Sky gazers at CU-Boulder’s Fiske Planetarium are getting better, clearer and deeper views. And not just of astronomy anymore.
The planetarium has been upgraded, transforming it into a digital IMAX-like theater that’s open to the public every Saturday and Sunday with a variety of programs including shows for children. In addition to space odysseys and laser shows -- longtime favorites of audiences -- movies are now part of the Fiske lineup.
“Just like at an IMAX theater, we can take you near a black hole, through the Grand Canyon, under the ocean, or up to a super volcano,” said Doug Duncan, director of Fiske. “The sky is no longer the limit.”
Since 1975, an analog projector affectionately known as "Fritz" piqued imaginations with its star shows. Recently retired, the nearly 40-year-old projector is replaced with a digital “star ball” that can display up to 20 million individual stars -- a vastness not fully visible to the naked eye.
“The naked eye can see about 6,000 stars,” said Duncan, who also is a CU-Boulder research associate in astrophysical and planetary sciences. “Our new projector is so powerful that you can use binoculars inside the planetarium to see millions of stars and the beautiful Milky Way.”
Fiske's refurbished video system projects ultra high-definition pictures at 8,000 by 8,000 pixels in size, giving audience members a crystal-clear 360-degree view on the dome’s 65-foot screen.
“The size and quality is the equivalent of 40 Blu-ray players projecting 40 sections of one video image at once,” said Duncan.
All regular shows include a live demonstration of Fiske's capabilities, showing the stars and flying visitors through the universe.
Featured over weekends will be programs such as “Black Holes,” “Dynamic Earth,” “Supervolcanoes,” and “Zula Patrol” -- a family show -- as well as laser shows set to everything from the music of AC/DC to Lady Gaga. Tickets range from $7 to $10.
Fiske, which offers some programs in Spanish, is the largest planetarium of its kind between Los Angeles and Chicago. The recent upgrade is the first of its extent at Fiske since the planetarium was established in the early 1970s.
Each year, roughly 20,000 members of the public and 30,000 K-12 students from across the state take a front-row seat on the universe at Fiske.

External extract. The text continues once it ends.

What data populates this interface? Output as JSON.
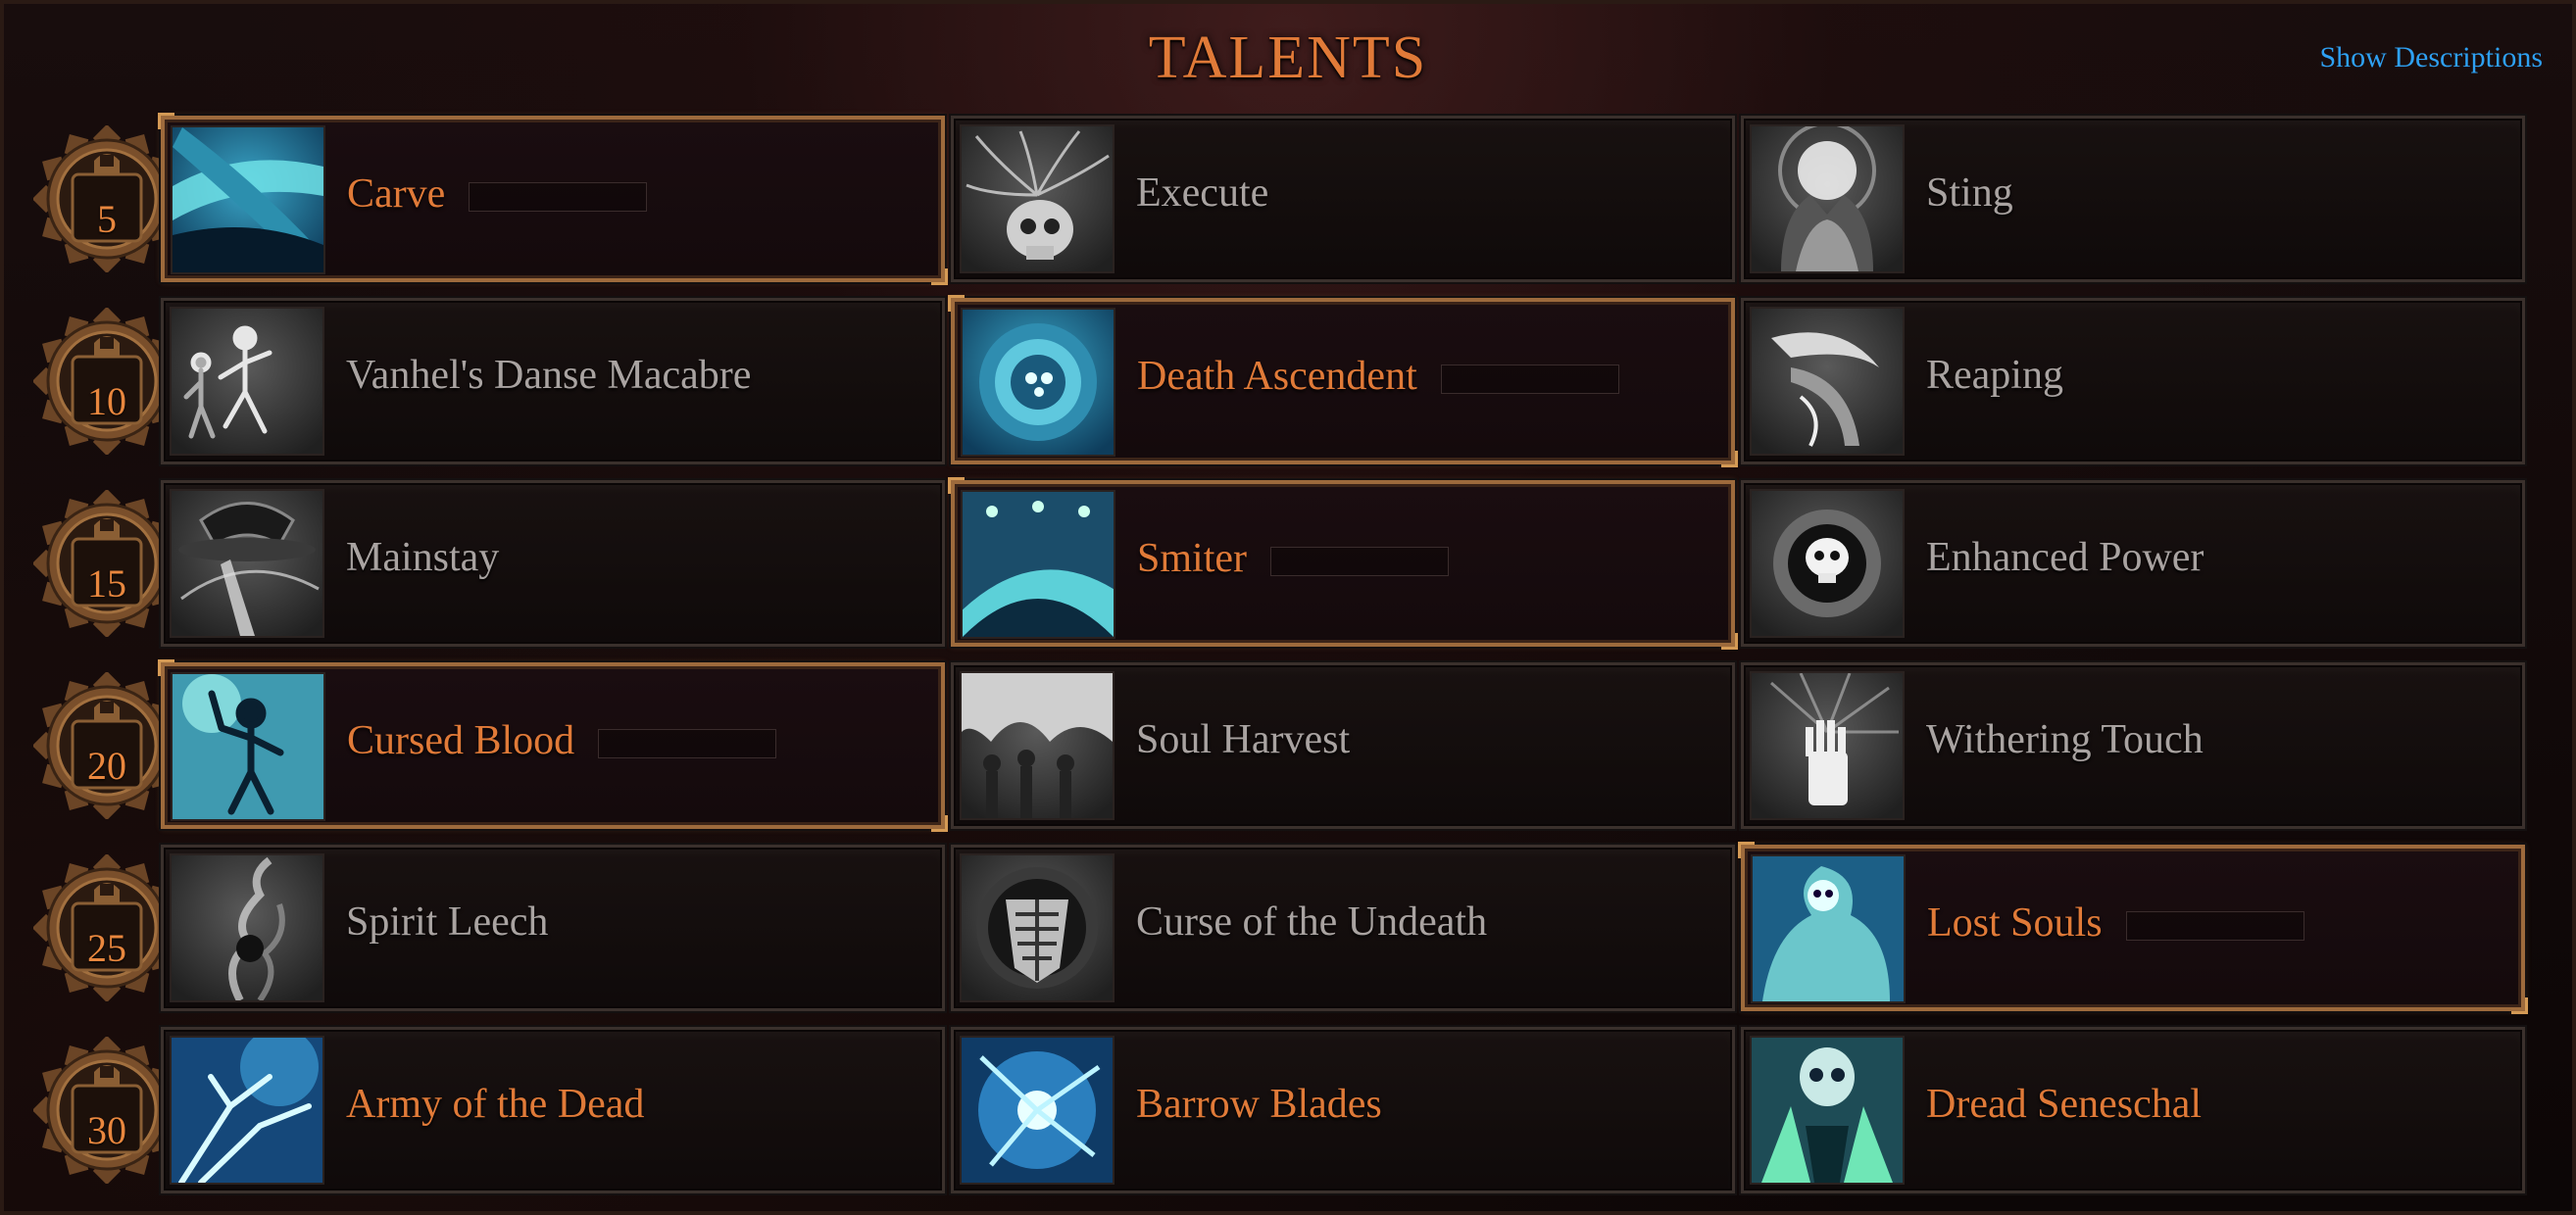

That’s in addition to the 4,000 CU-Boulder students who visit the stellar classroom for introductory astronomy and other courses.
Fiske also employs CU-Boulder students in various fields to help run the planetarium and to produce programs for distribution. Film students staffed at Fiske get to work with software used in Hollywood and by Pixar, says Duncan.
The recent technological advancements at Fiske translate into wonderful experiences for students and visitors.
“I’ve been to several of the most beautiful sky-gazing sites in the world, from Hawaii to Chile,” said Duncan. “Fiske is the only indoor planetarium that I’ve seen that makes me feel like I’m really out there.”